Funding will support programs for mothers from groups with lower breastfeeding rates
May 8, TORONTO – The Best Start Resource Centre, a program of Health Nexus, announced the recipients for the first round of the breastfeeding community project grants. Grants were awarded to 15 community projects to develop and implement supports to encourage and assist populations with lower breastfeeding rates.
“As long-time champions for breastfeeding we applaud the Ministry of Health and Long-Term Care on their commitment to breastfeeding and ensuring strong community supports are available. The funded projects will implement key strategies to enhance breastfeeding across the province,” says Barb Willet, Executive Director of Health Nexus. “We are pleased to coordinate this initiative and support organizations that will increase access to breastfeeding information and services in communities with lower breastfeeding rates.”
Breastfeeding is known to positively influence healthy weights in children. Each additional month that an infant is breastfed, up to eight months of age, reduces the risk of being obese later in life by four per cent. According to the 2013 Canadian Consumer Healthy Survey, only 25 per cent of women breastfeed exclusively for six months. The current recommendation supported by the Public Health Agency of Canada and the College of Family Physicians of Canada among others, is six months of exclusive breastfeeding followed by breastfeeding for two years or longer, with the introduction of other healthy foods.
As outlined in the Best Start Resource Centre backgrounder on Populations with Lower Rates of Breastfeeding, populations with lower rates of breastfeeding include but are not limited to women who have lower socio-economic status, lower education, are single, are Aboriginal or have a poor social support network.
“The funded organizations know where and how to reach the groups of women who are more likely to experience barriers to breastfeeding.
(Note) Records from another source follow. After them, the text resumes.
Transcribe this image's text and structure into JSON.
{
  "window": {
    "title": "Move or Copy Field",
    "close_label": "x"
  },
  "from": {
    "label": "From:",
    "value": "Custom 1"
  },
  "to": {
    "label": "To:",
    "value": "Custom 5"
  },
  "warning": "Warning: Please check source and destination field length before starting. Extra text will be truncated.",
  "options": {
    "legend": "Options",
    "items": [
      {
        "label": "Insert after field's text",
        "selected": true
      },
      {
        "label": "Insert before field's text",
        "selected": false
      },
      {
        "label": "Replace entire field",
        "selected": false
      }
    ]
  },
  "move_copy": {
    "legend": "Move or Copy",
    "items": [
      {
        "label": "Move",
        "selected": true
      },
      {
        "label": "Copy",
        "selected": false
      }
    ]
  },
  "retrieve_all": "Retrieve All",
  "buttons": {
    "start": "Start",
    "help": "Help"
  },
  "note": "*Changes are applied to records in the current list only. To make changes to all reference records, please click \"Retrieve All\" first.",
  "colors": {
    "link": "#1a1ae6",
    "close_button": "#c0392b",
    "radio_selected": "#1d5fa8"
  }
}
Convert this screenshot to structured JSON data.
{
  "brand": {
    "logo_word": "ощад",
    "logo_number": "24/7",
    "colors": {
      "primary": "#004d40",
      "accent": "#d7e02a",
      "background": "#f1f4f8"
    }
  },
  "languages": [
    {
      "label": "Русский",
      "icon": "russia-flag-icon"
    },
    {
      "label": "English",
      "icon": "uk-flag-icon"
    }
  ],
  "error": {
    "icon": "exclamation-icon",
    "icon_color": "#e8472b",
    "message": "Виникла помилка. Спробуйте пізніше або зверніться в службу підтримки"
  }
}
Their programs will be another important step in helping to ensure that young Ontarians get a healthy start,” says Wendy McAllister, Manager of the Best Start Resource Centre at Health Nexus.
Community project grants announced in March 2014 were awarded to:
- Adolescent’s Family Support Services of Niagara
- Anishnawbe Mushkiki Aboriginal Health Access Center
- Carlington Community Health Centre
- Guelph Community Health Centre
- Kitchener Downtown Community Health Centre
- La Leche League Canada
- M’Wikwedong Native Cultural Resource Centre
- Noojmowin Teg Health Centre
- North Lambton Community Health Centre
- Simcoe Muskoka District Health Unit
- St. Michael’s Hospital Foundation
- Trillium Health Partners Foundation
- University of Ontario Institute of Technology
- Wabano Centre for Aboriginal Health
- University of Windsor
To learn more about these community projects visit: www.beststart.org/projects.
About Health Nexus
Health Nexus is a leader in health promotion, a bilingual organization that supports individuals, organizations and communities to strengthen their capacity to promote health. Their broad approach to health includes health equity, chronic disease prevention and early child development. Over the last 25 years they have been supporting health services workers and health promotion organizations to develop and implement strategies to improve the health of their communities. Their services include consultations, training events and a large collection of resources available in up to 8 languages.
About the Best Start Resource Centre
The Best Start Resource Centre is Ontario's Maternal Newborn and Early Child Development Resource Centre. The Best Start Resource Centre supports service providers across Ontario working to implement preconception, prenatal and child health promotion programs and initiatives. In addition to their large collection of resources on 18 topics, Best Start provides training, consultation, networking and referrals. The Resource Centre also develops and leads social awareness campaigns to enhance the health of expectant and new parents, newborns and young children.
Wendy McAllister, Manager, Best Start Resource Centre